- **Supplied entries**:
--- --- ---
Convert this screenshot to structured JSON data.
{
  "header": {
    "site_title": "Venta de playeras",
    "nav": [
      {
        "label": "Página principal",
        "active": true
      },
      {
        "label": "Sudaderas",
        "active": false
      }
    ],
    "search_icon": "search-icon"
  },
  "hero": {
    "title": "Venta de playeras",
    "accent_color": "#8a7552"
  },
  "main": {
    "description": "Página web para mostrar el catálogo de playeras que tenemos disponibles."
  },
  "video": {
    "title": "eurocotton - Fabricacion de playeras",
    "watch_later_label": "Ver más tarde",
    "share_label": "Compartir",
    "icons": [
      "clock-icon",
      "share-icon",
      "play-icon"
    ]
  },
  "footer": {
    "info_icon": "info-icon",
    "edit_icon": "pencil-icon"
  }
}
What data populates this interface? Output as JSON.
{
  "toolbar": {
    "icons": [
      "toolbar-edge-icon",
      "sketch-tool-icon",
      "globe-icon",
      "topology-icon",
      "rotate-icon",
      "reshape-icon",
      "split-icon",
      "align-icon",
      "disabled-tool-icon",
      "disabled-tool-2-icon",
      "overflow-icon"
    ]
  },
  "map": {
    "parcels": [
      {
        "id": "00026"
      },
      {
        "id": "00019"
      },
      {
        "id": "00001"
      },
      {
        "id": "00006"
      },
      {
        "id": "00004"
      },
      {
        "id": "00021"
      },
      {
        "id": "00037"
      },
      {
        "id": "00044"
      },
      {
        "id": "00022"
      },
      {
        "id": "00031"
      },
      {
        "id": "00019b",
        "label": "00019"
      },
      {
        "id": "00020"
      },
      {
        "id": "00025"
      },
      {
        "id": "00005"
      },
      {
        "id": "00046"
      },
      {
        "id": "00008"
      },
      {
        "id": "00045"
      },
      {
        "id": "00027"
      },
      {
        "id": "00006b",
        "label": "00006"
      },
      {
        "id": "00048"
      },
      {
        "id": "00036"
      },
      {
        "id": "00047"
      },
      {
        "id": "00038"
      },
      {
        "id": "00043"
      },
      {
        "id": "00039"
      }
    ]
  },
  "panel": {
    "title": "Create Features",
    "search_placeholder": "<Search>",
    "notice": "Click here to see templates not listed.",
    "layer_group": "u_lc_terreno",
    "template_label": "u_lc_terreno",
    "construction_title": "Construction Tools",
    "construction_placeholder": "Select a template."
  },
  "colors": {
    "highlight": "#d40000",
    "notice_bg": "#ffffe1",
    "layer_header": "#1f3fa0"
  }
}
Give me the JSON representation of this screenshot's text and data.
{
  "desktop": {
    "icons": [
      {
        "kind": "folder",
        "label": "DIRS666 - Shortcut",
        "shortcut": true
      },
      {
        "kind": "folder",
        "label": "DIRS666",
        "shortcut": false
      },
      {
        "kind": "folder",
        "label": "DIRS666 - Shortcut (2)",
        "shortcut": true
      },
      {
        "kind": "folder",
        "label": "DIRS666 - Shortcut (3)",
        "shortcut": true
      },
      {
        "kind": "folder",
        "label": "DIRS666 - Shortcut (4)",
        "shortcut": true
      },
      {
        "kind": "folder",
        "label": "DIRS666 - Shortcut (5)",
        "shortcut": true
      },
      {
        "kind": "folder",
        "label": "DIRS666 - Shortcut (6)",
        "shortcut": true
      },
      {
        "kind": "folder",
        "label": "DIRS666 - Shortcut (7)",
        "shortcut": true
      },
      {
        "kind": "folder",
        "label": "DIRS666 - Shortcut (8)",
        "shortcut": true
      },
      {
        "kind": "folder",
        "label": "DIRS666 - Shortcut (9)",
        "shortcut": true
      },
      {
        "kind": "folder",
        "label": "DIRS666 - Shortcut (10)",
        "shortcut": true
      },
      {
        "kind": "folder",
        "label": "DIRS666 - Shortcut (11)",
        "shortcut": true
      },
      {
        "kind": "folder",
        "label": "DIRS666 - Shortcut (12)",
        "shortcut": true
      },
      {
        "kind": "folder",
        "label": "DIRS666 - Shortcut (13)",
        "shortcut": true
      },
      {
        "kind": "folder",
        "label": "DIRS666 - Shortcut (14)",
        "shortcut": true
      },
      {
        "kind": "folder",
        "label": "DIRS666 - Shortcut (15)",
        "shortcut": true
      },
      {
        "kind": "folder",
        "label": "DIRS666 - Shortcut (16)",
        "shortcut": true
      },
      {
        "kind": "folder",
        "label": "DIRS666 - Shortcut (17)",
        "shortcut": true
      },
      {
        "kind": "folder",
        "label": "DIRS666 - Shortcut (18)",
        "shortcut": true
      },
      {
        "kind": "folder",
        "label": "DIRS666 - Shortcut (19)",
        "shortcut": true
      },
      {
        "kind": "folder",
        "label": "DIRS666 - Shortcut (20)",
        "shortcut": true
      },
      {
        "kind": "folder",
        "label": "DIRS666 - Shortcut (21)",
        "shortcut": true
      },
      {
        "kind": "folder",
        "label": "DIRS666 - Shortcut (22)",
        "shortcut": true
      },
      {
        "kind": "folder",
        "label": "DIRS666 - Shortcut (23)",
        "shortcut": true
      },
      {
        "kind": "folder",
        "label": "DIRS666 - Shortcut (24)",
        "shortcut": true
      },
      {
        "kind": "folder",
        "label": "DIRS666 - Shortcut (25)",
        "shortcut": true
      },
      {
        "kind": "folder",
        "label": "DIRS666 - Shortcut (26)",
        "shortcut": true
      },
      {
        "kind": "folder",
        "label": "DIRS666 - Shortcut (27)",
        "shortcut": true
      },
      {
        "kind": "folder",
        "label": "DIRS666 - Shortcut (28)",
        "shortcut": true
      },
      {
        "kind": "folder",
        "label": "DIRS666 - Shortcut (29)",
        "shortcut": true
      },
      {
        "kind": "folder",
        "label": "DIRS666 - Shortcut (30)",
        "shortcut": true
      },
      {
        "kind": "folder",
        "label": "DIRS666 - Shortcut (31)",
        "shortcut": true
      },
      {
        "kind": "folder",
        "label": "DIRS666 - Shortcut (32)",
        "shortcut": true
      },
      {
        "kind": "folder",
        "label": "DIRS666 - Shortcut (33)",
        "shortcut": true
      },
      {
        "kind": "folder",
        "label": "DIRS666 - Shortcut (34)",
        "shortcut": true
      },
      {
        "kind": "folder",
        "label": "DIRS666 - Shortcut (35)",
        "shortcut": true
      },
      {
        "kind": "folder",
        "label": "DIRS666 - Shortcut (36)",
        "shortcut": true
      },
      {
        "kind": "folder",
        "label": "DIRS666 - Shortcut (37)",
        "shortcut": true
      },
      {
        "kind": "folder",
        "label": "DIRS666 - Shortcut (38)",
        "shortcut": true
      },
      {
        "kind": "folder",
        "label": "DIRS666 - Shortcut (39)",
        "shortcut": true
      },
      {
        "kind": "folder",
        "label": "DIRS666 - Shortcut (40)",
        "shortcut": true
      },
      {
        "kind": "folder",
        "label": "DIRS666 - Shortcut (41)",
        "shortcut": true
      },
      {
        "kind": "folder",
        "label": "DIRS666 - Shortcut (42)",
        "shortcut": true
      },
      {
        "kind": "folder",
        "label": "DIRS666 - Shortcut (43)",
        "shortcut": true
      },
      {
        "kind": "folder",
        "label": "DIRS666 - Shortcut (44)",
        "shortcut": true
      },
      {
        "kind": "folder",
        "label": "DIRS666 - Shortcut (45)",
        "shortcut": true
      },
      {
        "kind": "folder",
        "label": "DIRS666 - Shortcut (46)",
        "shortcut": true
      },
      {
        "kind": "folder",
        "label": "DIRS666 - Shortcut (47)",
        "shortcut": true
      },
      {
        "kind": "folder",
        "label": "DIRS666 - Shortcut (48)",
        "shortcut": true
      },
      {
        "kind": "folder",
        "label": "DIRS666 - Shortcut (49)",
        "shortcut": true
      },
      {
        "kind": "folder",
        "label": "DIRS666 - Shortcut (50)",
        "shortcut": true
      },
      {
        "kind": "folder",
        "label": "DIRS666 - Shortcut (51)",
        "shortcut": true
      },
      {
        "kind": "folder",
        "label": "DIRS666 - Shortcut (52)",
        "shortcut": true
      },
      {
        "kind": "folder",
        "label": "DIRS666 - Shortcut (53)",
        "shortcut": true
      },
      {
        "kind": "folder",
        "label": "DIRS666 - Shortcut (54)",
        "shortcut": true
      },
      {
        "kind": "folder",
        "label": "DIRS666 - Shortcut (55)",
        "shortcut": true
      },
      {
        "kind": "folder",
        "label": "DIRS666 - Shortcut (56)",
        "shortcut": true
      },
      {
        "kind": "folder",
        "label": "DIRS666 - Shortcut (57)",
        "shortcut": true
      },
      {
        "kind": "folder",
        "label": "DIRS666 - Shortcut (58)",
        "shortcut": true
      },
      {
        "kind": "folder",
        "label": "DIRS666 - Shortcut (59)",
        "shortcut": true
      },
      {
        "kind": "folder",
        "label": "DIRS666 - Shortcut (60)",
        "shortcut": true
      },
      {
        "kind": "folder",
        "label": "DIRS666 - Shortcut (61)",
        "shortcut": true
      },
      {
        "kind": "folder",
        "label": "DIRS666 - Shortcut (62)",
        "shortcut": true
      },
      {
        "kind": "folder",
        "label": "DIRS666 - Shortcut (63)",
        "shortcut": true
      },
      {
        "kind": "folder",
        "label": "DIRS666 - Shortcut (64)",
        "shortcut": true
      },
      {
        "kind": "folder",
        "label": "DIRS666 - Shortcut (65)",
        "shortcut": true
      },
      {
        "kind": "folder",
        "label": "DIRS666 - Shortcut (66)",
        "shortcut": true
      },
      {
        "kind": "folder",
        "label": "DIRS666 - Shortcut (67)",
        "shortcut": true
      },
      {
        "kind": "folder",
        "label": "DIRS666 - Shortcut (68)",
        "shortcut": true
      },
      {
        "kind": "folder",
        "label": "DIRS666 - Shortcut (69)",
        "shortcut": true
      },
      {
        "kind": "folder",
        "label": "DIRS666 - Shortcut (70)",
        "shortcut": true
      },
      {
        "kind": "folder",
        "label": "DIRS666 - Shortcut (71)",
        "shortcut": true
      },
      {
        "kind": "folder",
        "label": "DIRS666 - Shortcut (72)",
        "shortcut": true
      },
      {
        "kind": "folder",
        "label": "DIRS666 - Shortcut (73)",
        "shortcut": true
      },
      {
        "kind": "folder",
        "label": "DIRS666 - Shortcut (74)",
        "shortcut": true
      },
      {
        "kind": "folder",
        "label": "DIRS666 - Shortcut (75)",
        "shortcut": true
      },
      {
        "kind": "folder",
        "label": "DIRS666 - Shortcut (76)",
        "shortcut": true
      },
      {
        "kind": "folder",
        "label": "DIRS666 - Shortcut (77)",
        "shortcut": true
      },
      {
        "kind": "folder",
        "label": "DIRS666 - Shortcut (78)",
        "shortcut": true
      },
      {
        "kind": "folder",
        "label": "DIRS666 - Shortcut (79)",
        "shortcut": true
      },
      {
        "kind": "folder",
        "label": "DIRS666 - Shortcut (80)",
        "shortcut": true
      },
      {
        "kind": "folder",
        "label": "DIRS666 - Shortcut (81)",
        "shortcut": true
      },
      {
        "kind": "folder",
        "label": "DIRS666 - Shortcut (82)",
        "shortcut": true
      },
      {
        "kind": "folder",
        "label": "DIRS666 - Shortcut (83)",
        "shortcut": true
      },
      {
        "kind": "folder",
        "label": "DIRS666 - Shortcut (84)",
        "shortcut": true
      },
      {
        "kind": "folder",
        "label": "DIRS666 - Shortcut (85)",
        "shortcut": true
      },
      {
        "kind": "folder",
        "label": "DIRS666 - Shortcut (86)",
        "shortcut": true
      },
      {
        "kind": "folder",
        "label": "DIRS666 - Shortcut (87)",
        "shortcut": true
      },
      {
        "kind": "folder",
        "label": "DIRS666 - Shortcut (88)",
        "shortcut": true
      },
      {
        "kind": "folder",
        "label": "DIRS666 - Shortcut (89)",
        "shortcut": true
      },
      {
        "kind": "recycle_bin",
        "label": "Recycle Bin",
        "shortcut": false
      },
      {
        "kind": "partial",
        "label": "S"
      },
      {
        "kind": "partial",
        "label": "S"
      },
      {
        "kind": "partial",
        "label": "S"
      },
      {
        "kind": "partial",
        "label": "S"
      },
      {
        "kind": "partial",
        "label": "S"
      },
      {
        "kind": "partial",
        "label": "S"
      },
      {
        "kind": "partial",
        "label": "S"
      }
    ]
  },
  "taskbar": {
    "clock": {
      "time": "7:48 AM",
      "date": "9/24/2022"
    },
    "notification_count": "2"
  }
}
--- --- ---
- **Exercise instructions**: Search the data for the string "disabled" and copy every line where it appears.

- **Answer box**:
      "disabled-tool-icon",
      "disabled-tool-2-icon",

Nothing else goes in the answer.